I like charity. You like charity. Liberals like charity because it helps assuage their heavy consciences. Conservatives like charity because it shows people will contribute to the betterment of society without being forced to do so by government.
It makes sense, then, that the tax code reflects this inter-political-species hand holding. Many non-profit organizations are tax-exempt, in an effort to provide incentive for people to donate. (In fact, I can think of one such tax-exempt nonprofit… ahem… that provides, a safe, cozy, and warm home for your hard earned dollar.)
In the Wisconsin State Legislature, the powers that be go all out in getting people to donate to a select few of these nonprofits. Each year, they conduct the “Partners in Giving” campaign, with each employee receiving a book containing a list of charities seeking donations. According to the guide book, the Secretary of the Department of Administration (a.k.a., the governor’s right hand man) “gives final authorization to all participating umbrellas and charities.”
When looking through the eligible charities, one cannot help but notice that the book contains a laundry list of liberal causes – many of which who turn right around and lobby the State Legislature to pass their pet bills, and some of which actually spend money during campaigns to support and oppose candidates.

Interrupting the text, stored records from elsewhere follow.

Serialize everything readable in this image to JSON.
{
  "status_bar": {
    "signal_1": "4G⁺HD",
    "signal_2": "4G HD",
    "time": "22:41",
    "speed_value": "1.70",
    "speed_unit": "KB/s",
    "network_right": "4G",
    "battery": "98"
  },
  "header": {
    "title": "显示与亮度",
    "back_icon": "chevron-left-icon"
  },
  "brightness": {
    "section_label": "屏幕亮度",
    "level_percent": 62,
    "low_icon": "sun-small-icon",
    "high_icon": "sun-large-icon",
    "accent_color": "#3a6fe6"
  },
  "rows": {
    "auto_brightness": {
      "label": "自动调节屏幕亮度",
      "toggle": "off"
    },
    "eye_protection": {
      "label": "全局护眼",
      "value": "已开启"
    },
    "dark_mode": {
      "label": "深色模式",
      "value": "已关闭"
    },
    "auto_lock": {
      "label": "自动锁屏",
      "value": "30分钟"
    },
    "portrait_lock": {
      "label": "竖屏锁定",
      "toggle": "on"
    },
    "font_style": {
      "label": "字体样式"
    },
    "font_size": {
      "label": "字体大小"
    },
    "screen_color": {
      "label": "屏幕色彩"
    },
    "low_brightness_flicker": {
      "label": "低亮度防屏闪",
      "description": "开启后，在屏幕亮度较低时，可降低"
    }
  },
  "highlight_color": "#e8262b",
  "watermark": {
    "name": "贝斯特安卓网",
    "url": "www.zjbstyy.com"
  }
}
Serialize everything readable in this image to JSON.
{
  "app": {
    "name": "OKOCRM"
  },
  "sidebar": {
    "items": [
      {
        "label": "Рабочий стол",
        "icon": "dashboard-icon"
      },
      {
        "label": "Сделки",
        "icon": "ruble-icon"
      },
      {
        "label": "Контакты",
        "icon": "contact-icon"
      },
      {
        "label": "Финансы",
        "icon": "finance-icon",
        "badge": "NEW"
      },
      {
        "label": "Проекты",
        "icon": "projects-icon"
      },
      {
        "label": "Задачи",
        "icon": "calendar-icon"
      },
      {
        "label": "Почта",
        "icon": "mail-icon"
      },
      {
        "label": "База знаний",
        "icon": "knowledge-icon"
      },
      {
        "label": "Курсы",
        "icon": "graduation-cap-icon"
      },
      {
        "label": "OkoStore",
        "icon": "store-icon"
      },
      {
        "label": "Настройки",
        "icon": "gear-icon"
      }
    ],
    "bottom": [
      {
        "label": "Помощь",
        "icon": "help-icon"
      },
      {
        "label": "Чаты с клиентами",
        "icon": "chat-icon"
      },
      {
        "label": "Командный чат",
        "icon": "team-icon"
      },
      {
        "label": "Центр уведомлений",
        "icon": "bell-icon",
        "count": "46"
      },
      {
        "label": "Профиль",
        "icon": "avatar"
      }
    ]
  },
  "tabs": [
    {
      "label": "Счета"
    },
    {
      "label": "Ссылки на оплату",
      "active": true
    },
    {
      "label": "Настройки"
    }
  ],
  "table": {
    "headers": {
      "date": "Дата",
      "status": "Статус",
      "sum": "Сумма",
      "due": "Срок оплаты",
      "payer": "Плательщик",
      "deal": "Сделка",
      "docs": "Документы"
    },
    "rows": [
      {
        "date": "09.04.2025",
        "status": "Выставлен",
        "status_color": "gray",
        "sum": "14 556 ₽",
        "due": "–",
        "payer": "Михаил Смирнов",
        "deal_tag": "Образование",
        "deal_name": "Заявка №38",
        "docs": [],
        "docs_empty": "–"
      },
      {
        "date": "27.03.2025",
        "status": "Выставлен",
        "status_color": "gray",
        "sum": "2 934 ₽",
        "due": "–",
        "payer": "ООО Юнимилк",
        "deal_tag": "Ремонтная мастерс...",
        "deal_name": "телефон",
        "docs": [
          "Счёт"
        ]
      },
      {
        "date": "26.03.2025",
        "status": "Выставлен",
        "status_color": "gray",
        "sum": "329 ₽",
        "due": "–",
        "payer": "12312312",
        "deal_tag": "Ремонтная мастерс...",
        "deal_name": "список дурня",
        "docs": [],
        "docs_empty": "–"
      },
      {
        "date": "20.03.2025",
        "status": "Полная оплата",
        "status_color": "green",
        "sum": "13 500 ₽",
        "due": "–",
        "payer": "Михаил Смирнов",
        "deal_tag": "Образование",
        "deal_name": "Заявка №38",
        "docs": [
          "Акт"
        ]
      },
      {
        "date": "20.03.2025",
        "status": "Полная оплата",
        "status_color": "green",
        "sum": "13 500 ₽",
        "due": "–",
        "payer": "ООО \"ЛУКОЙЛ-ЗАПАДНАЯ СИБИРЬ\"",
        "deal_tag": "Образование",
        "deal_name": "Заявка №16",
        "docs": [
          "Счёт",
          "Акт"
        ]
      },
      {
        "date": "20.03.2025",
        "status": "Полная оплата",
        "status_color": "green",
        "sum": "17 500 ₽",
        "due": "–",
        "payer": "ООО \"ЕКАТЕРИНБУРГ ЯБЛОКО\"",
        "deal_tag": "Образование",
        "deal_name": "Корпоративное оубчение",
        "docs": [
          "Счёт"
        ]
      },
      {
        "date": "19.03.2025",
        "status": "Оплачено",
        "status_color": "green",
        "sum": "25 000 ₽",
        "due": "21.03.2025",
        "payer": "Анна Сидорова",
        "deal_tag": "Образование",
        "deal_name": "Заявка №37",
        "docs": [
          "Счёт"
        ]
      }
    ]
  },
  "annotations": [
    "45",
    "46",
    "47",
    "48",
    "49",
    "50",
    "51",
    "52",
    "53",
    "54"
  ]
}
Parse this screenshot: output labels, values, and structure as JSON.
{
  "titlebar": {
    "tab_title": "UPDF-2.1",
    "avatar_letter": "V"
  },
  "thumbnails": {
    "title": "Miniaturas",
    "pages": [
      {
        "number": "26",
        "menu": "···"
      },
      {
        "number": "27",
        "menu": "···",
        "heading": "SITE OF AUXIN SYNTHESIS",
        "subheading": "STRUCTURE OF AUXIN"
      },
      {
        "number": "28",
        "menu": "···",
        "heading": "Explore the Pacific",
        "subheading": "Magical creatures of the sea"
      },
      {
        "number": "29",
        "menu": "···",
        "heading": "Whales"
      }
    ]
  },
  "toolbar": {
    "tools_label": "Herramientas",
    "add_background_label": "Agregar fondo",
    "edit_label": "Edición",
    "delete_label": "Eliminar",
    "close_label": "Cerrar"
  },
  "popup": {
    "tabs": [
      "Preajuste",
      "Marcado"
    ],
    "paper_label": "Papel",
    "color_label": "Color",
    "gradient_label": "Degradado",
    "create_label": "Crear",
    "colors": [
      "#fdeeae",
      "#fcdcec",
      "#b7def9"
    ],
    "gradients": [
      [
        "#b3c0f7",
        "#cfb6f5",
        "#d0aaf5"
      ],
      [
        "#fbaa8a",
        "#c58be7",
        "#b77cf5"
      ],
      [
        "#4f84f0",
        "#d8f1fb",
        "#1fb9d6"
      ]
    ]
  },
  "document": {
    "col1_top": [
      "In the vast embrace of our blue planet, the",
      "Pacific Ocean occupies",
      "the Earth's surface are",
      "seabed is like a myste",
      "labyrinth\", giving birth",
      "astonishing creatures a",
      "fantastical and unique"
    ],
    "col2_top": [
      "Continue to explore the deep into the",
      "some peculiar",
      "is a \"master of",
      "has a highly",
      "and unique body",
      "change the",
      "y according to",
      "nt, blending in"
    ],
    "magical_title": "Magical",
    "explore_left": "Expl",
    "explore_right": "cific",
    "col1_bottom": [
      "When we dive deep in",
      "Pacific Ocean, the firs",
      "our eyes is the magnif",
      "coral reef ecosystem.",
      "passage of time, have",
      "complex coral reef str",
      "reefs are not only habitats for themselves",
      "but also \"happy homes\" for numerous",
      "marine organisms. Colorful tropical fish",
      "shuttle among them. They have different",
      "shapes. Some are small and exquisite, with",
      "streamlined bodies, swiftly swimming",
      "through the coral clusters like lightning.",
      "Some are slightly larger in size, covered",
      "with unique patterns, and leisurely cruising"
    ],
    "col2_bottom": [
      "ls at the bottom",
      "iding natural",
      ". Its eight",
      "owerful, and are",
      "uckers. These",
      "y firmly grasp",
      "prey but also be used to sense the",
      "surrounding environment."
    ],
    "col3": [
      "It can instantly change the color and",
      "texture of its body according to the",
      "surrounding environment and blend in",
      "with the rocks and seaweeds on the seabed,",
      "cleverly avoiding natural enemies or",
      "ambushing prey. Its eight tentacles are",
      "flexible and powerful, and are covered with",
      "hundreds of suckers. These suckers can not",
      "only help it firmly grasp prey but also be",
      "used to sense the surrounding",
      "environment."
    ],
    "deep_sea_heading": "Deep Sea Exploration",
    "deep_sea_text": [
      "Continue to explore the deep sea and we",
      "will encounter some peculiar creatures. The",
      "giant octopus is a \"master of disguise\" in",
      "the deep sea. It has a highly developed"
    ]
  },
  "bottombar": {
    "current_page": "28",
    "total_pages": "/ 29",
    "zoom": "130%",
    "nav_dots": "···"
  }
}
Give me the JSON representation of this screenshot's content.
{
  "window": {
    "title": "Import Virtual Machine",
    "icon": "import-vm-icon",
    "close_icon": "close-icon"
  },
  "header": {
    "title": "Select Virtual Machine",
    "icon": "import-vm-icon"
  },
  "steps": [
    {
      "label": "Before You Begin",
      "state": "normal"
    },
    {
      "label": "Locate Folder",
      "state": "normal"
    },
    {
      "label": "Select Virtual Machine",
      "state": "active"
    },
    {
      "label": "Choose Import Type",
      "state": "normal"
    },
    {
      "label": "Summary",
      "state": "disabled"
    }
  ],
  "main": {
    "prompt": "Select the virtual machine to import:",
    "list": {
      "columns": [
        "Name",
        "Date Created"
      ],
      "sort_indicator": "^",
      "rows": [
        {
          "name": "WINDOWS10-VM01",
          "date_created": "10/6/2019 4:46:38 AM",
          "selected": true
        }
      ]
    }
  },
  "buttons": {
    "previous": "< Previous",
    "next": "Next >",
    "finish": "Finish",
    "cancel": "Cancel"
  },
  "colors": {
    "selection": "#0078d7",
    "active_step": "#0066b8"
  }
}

For instance, state employees can give to:
- Planned Parenthood of Wisconsin
- 1000 Friends of Wisconsin
- ACLU of Wisconsin
- Citizen Action of Wisconsin
- Coalition of Wisconsin Aging Groups
- Fair Wisconsin
- League of Women Voters
- The Progressive Magazine
- Sierra Club, John Muir Chapter
- Wisconsin Democracy Campaign
- NARAL Pro-Choice America
All of these groups are liberal, most of them advocate for specific legislation, and many of them try to alter the outcomes of elections. (Many of them, such as the Wisconsin Democracy campaign, have both 501(c)3 and 501(c)4 status – if you’re a (c)3, you are not permitted to advocate for candidates or elections. If you’re a (c)4, you are permitted to speak out on legislation, but contributions to you are not tax deductible. If you’re BOTH, then it muddies the picture quite a bit.)
(See the complete list of charities here – the only one I saw that could reasonably be considered “conservative” would be Right to Life.)
Of course, the fact that these organizations are seeking donors isn’t at all controversial. People can give as much money as they want to whatever ideological group they want. But consider the fact that each of these groups goes out of their way to advocate for higher taxes on the Wisconsin public, yet they each seem more than happy to benefit from the tax breaks they get by having nonprofit status. They think high taxes are a wonderful thing – until it’s time to bankroll their own organizations.
Take, for example, the buffoonery that occurs at the Wisconsin Democracy Campaign, a lefty front group that criticizes 3rd party organizations that advocate for legislation, while their Executive Director, Mike McCabe, travels the state advocating for a $15.2 billion tax increase to fund a single payer health plan. McCabe is more than willing to deprive the government funds in order to bait people into giving him money, but thinks we should all pay MORE in taxes to fund his prized legislative agenda.
In fact, the best thing these liberal groups can do to help their own cause is to forgo their own tax exemptions. Take, for, example, the League of Women Voters, who are spending all their time advocating for an expensive “public option” for health care on the federal level. Here’s a portion of their official position on “tax structure:”
The League: supports income as the major tax base for federal revenues; believes that the federal income tax should be broad-based with minimal tax preferences and a progressive rate structure;
See there? They’re against tax preferences… unless those preferences benefit their ability to lobby for a deficit-busting health care bill.
For the record (in case you’re at home scribbling all of this into a note pad), my position isn’t that these groups shouldn’t be given tax exempt status. (Although the interplay between (c)3 and (c)4 status should be examined more closely, as it’s clear some groups take advantage of this distinction.) Taxes should be lower for everyone, nonprofits included.
However, it says a lot about these groups that they essentially admit the benefit to their organizations by making money tax free; then they turn around and advocate higher taxes for other businesses seeking the same relief.
Finally, it should be noted that 95% of the charities on the state’s list seem to be worthwhile – so feel free to make a contribution here.